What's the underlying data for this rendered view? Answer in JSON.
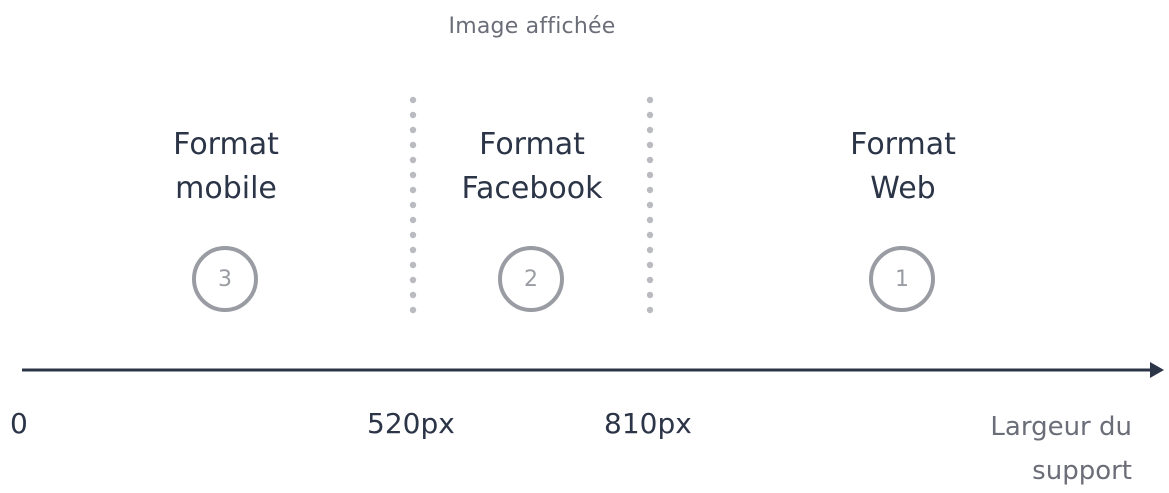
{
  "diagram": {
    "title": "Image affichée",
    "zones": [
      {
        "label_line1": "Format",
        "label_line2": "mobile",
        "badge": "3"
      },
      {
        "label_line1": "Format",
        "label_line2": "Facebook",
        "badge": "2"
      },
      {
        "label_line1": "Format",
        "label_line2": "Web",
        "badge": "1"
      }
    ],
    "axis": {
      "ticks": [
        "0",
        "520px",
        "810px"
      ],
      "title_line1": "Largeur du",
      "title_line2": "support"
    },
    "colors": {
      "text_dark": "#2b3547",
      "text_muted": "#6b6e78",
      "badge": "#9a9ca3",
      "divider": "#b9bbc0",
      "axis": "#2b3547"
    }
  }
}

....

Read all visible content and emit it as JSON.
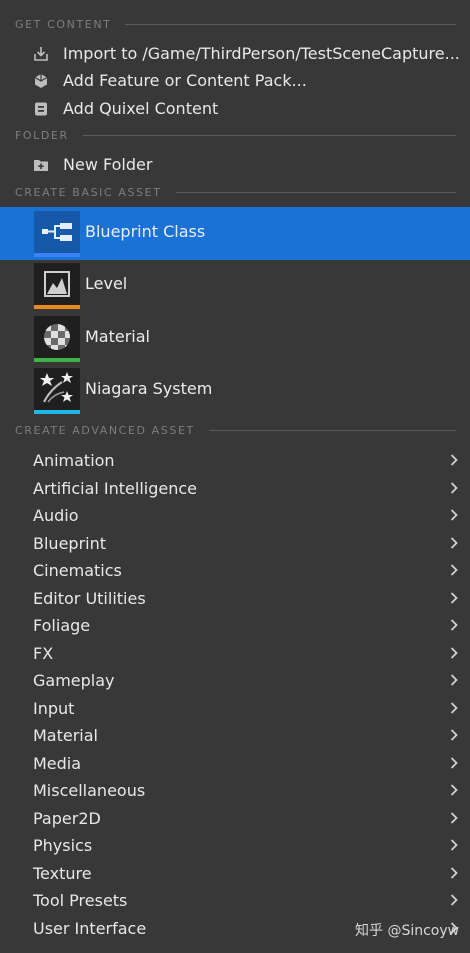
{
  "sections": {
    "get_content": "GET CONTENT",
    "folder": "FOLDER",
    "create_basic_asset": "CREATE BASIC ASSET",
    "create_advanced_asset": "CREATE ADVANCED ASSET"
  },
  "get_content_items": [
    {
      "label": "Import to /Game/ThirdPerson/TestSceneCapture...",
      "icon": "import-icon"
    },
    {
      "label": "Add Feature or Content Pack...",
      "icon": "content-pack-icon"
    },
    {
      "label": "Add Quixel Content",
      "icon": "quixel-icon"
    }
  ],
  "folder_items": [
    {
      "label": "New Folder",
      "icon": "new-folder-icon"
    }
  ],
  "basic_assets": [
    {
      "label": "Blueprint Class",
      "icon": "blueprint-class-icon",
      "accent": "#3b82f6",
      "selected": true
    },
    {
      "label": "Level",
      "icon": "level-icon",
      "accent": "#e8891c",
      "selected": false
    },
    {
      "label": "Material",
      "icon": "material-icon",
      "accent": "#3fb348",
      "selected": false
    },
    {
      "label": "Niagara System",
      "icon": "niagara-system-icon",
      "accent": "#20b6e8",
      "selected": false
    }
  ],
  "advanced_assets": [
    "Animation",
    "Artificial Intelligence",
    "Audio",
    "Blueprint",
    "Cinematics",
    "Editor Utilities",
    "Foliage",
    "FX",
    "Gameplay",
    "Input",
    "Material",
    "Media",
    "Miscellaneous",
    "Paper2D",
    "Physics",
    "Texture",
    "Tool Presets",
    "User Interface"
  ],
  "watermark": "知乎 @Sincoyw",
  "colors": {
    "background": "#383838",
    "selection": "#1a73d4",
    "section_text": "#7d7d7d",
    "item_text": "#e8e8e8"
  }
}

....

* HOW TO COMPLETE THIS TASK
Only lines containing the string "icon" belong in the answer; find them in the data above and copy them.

* PROBLEM SOLUTION
      "icon": "import-icon"
      "icon": "content-pack-icon"
      "icon": "quixel-icon"
      "icon": "new-folder-icon"
      "icon": "blueprint-class-icon",
      "icon": "level-icon",
      "icon": "material-icon",
      "icon": "niagara-system-icon",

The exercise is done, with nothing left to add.